Robots on the Sales Floor

In 2016, hardware giant Lowe’s introduced the Lowebot in its San Francisco stores. Customers have the option to ask the Lowebot basic customer service questions – sound familiar Siri? – or use a touch screen to find items in the store.

Taking that technology a step further, Softbank, a multi-national Japanese conglomerate, introduced a humanoid robot named Pepper in many of its stores in 2014. Like Honda’s Asimo, an acronym for Advanced Step in Innovative Mobility, was one of the first robots in retail, appearing in television commercials way back in 2000, Pepper can interact with customers, giving directions and answering questions. It is also programmed to light up, dance and even take selfies with customers.

Robots in Management?

The thought of robots managing warehouses isn’t quite what it sounds like. They aren’t supervising employees and filling out reports. Instead, they are filling orders and managing (moving) inventory.

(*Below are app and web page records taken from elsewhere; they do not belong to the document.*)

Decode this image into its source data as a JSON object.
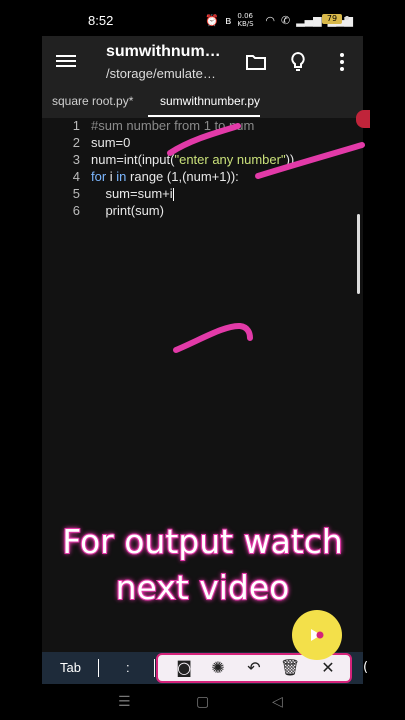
{
  "status": {
    "time": "8:52",
    "net_speed": "0.06 KB/S",
    "battery": "79"
  },
  "appbar": {
    "title": "sumwithnum…",
    "subtitle": "/storage/emulate…"
  },
  "tabs": [
    {
      "label": "square root.py*"
    },
    {
      "label": "sumwithnumber.py"
    }
  ],
  "code": {
    "line_numbers": [
      "1",
      "2",
      "3",
      "4",
      "5",
      "6"
    ],
    "l1": "#sum number from 1 to num",
    "l2": "sum=0",
    "l3a": "num=int(input(",
    "l3b": "\"enter any number\"",
    "l3c": "))",
    "l4a": "for",
    "l4b": " i ",
    "l4c": "in",
    "l4d": " range (1,(num+1)):",
    "l5": "    sum=sum+i",
    "l6": "    print(sum)"
  },
  "keybar": {
    "tab": "Tab",
    "colon": ":",
    "paren": "("
  },
  "overlay": {
    "line1": "For output watch",
    "line2": "next video"
  },
  "colors": {
    "annotation": "#e23aa8",
    "keyword": "#7cb7ff",
    "appbar": "#212121"
  }
}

Amazon’s use of robots in retail is well documented, but Best Buy began testing Chloe, an automated retrieval robot that picks products from shelves and deliver them to customers, in some of its New York stores. Customers can choose items they want on a touch screen monitor and Chloe will deliver them. Imagine the claw that plucked Woody and Buzz Lightyear from the prize bin at Pizza Planet in the hit motion picture Toy Store, only on a much more industrial scale.

Taking It to the Streets

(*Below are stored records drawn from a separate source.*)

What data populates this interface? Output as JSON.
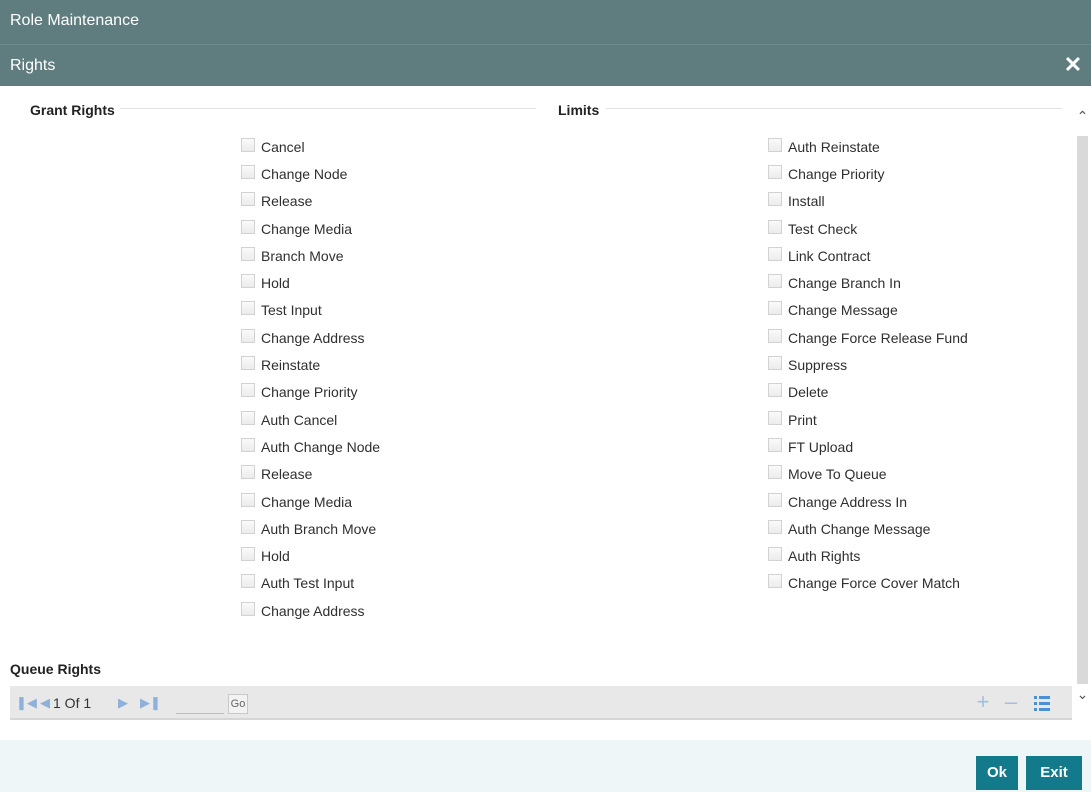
{
  "window": {
    "title": "Role Maintenance"
  },
  "dialog": {
    "title": "Rights",
    "close_icon": "close-icon"
  },
  "sections": {
    "grant_rights": "Grant Rights",
    "limits": "Limits",
    "queue_rights": "Queue Rights"
  },
  "grant_rights": [
    {
      "label": "Cancel"
    },
    {
      "label": "Change Node"
    },
    {
      "label": "Release"
    },
    {
      "label": "Change Media"
    },
    {
      "label": "Branch Move"
    },
    {
      "label": "Hold"
    },
    {
      "label": "Test Input"
    },
    {
      "label": "Change Address"
    },
    {
      "label": "Reinstate"
    },
    {
      "label": "Change Priority"
    },
    {
      "label": "Auth Cancel"
    },
    {
      "label": "Auth Change Node"
    },
    {
      "label": "Release"
    },
    {
      "label": "Change Media"
    },
    {
      "label": "Auth Branch Move"
    },
    {
      "label": "Hold"
    },
    {
      "label": "Auth Test Input"
    },
    {
      "label": "Change Address"
    }
  ],
  "limits": [
    {
      "label": "Auth Reinstate"
    },
    {
      "label": "Change Priority"
    },
    {
      "label": "Install"
    },
    {
      "label": "Test Check"
    },
    {
      "label": "Link Contract"
    },
    {
      "label": "Change Branch In"
    },
    {
      "label": "Change Message"
    },
    {
      "label": "Change Force Release Fund"
    },
    {
      "label": "Suppress"
    },
    {
      "label": "Delete"
    },
    {
      "label": "Print"
    },
    {
      "label": "FT Upload"
    },
    {
      "label": "Move To Queue"
    },
    {
      "label": "Change Address In"
    },
    {
      "label": "Auth Change Message"
    },
    {
      "label": "Auth Rights"
    },
    {
      "label": "Change Force Cover Match"
    }
  ],
  "pager": {
    "page_text": "1 Of 1",
    "go_label": "Go",
    "input_value": ""
  },
  "buttons": {
    "ok": "Ok",
    "exit": "Exit"
  },
  "colors": {
    "header": "#5f7d7f",
    "button": "#137a8c",
    "footer": "#eef6f8",
    "pager_icon": "#8fb0d8"
  }
}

As the technology of driverless cars advances, many companies are already seeking ways to utilize it to better serve their customers. The well-known pizza chain Domino’s is experimenting with driverless delivery vehicles known as DRU (Domino’s Robotic Unit) that delivers pizzas in Australia. The company also has its own air force. It began experimenting with unmanned aerial vehicles (UAVs), delivery drones, in New Zealand in 2016.

Robots ROI

According to the case studies by Techmergence, there isn’t much data on the return on investment (ROI) of using robot in retail. A certain amount of business has been traced for companies drawing curious shoppers by using high profile robots. A tech store in Palo Alto reported it had a 70% increase in foot traffic when Softbank’s Pepper worked there, and a store in Santa Monica reported a 13% increase in revenue and 600% increase in sales of a featured product when Pepper worked its sales floor.

Warehouse robotics can save business owners by cutting personnel costs, one of the doomsday effects, but they also have other benefits. Robots with barcode scanners can quickly locate misplaced merchandise and track inventory. Through touch-screen integration, they can retrieve products for customers when store employees are busy with other duties.

They also can stack products higher vertically, increasing valuable floor and shelf space. Best Buy’s Chloe also tracks shopping trends through retrieval and sales data to refresh inventory.

What About Small Business?

While much of the cost of artificial intelligence and robotics in retail technology may seem like pie in the sky for small business, retailers are already combining the technology with their sales data to enhance their websites and stores. says intelligent customer relationship management (CRM) systems compile consumer information across various platforms – email and social media – which provides sales people with valuable information. Point of sale (POS) business solutions provide the same kind of data based on your store’s sales history and, combined with effective customer loyalty or rewards programs, give store owners a great deal of insight into their customers’ spending habits.

Knowing buying trends and a customer’s past purchases allows small businesses and marketing people to customize and target advertising and special offers to them. Small retailers are further customizing advertising and marketing through social media channels. They are also analyzing its results through online resources such as Google’s AdWords.

The PwC report says the investment in the AI market is forecasted to reach $70 billion by 2020.

Just like in the movies, the “machines are rising.” In fact, many would argue the revolution is already here. For retailers and shoppers alike, there are many ways to embrace the new technology and make buying and selling a much friendlier world.

Brian Bullock